We dedicate one week each year to actually teach about books. Of course we use, read and encourage books every day. But one week we really focus on what makes up a book. What a page is, what a cover is, how there are words and pictures on the page and the words are made up of letters. This may seem simple, but our children need to know it all. And it’s an amazing theme!
We teach about the cover, the binding, the author and the illustrator. The page numbers and read the dedication if we find one. We encourage children to do more than enjoy the artwork in a book, but to really look at it and decipher if it’s drawn with a pencil, painted with a brush, made with chalk or marking pen…or if they think it’s something else…a photograph, clay or perhaps cloth.
More than that, we love to name the author and the illustrator and see if children can guess if they are a man or a woman, just by their name. Even more fun, is to quiz them on remembering the name of the author and illustrator while reading the book. This is excellent for memory and really personalizes the experience of a book.
Children can develop a higher regard for books than just another “thing” in their life. Someone, a real person wrote the words on this book. They made up the story. Someone, a real person painted the picture that I am looking at. Hey, I can paint! Someday I will write words!!
Of course, the children think one of the best books we have is Julie’s book. It has her picture on it and they know she’s the author. In fact, probably news to most parents is that Julie has one children’s book, privately published and not perfect…but the kids love it. (It’s called The Sock Monster) For that book she is the author and illustrator.
Book learning is fun.

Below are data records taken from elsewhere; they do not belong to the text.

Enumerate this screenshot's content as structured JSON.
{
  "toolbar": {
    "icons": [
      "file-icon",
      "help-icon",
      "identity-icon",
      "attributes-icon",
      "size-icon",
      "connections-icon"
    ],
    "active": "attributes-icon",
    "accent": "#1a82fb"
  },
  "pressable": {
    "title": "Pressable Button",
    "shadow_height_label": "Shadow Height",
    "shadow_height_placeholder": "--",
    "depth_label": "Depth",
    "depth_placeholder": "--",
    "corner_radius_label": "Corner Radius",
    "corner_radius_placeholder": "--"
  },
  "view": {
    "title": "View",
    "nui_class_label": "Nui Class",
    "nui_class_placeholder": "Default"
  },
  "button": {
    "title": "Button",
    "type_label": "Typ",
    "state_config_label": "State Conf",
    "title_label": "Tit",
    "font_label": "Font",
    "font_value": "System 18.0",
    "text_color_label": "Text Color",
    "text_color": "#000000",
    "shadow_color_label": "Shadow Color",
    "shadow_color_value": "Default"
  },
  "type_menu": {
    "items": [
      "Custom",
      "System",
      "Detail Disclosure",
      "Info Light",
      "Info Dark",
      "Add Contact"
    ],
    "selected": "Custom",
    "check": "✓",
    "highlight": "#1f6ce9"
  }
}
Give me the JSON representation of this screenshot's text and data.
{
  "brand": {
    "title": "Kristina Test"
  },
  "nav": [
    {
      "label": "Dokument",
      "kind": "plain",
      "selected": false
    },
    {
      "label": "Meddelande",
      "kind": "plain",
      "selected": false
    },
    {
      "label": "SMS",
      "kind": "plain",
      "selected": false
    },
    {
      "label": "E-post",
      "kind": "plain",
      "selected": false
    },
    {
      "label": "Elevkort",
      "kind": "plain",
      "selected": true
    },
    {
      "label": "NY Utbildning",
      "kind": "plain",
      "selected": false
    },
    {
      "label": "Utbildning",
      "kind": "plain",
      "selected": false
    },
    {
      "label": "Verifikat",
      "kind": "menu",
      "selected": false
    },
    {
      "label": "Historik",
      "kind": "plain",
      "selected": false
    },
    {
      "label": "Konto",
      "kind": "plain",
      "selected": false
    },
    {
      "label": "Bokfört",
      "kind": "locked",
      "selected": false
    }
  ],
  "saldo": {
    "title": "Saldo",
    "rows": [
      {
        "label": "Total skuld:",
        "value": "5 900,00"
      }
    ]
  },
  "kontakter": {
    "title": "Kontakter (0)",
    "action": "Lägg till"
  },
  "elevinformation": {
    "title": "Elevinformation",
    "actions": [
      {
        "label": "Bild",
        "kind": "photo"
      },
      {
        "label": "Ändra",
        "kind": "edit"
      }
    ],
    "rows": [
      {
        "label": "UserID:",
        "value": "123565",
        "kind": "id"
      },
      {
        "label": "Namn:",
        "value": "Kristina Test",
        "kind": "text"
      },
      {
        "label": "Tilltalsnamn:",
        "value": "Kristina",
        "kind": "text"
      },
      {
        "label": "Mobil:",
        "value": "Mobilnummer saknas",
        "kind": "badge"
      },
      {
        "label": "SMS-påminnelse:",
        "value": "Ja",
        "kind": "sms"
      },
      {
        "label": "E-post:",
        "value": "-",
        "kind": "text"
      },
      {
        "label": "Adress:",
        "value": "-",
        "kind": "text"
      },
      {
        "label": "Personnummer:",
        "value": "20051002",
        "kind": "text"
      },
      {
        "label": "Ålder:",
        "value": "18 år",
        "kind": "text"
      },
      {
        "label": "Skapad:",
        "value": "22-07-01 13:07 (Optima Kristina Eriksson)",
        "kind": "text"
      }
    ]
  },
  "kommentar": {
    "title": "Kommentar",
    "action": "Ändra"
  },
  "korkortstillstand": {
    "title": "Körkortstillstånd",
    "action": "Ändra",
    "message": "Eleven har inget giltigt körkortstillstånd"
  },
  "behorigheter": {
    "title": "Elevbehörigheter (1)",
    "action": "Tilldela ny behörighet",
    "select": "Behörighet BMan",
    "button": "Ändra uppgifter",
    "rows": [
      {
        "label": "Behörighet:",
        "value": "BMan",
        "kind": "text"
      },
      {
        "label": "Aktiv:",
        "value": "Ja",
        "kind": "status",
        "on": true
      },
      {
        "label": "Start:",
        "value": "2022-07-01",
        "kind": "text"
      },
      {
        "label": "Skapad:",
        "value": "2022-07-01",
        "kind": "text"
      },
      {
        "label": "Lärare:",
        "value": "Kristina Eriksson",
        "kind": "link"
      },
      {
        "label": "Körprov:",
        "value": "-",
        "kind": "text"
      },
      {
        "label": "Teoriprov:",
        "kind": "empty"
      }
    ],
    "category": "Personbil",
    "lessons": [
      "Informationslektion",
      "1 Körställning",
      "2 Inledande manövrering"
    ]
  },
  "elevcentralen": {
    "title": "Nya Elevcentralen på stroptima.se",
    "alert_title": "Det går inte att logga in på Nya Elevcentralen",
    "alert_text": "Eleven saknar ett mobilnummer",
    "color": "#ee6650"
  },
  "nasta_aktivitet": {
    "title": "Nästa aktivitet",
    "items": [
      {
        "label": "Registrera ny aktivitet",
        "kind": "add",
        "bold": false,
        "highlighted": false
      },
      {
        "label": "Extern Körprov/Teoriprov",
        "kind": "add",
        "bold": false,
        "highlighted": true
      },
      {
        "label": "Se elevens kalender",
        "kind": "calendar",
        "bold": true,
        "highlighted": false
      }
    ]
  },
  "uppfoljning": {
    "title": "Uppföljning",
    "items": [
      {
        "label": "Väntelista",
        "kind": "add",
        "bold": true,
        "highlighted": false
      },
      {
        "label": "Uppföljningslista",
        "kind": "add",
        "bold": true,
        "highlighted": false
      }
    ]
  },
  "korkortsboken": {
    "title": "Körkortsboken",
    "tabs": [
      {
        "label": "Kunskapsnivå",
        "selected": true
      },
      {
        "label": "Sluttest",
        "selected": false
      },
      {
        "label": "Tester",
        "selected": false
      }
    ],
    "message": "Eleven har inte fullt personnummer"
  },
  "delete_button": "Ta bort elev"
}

Have your child tell you a story. Write it all down, no matter how silly, scary or boring it is. Now they are an author, too.